• _Task prompt_
The expected result is every entry, retyped character for character.

(Data for this task begins)

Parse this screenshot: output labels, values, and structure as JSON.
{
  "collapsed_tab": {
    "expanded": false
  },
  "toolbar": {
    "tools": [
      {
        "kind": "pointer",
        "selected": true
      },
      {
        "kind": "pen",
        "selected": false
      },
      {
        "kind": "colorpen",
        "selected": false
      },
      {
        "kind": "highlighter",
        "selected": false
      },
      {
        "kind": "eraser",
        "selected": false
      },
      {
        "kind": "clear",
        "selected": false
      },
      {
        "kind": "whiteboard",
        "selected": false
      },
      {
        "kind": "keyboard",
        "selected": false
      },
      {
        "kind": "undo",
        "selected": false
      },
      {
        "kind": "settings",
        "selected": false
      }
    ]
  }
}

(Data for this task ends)

• _Completed task_
Parse this screenshot: output labels, values, and structure as JSON.
{
  "collapsed_tab": {
    "expanded": false
  },
  "toolbar": {
    "tools": [
      {
        "kind": "pointer",
        "selected": true
      },
      {
        "kind": "pen",
        "selected": false
      },
      {
        "kind": "colorpen",
        "selected": false
      },
      {
        "kind": "highlighter",
        "selected": false
      },
      {
        "kind": "eraser",
        "selected": false
      },
      {
        "kind": "clear",
        "selected": false
      },
      {
        "kind": "whiteboard",
        "selected": false
      },
      {
        "kind": "keyboard",
        "selected": false
      },
      {
        "kind": "undo",
        "selected": false
      },
      {
        "kind": "settings",
        "selected": false
      }
    ]
  }
}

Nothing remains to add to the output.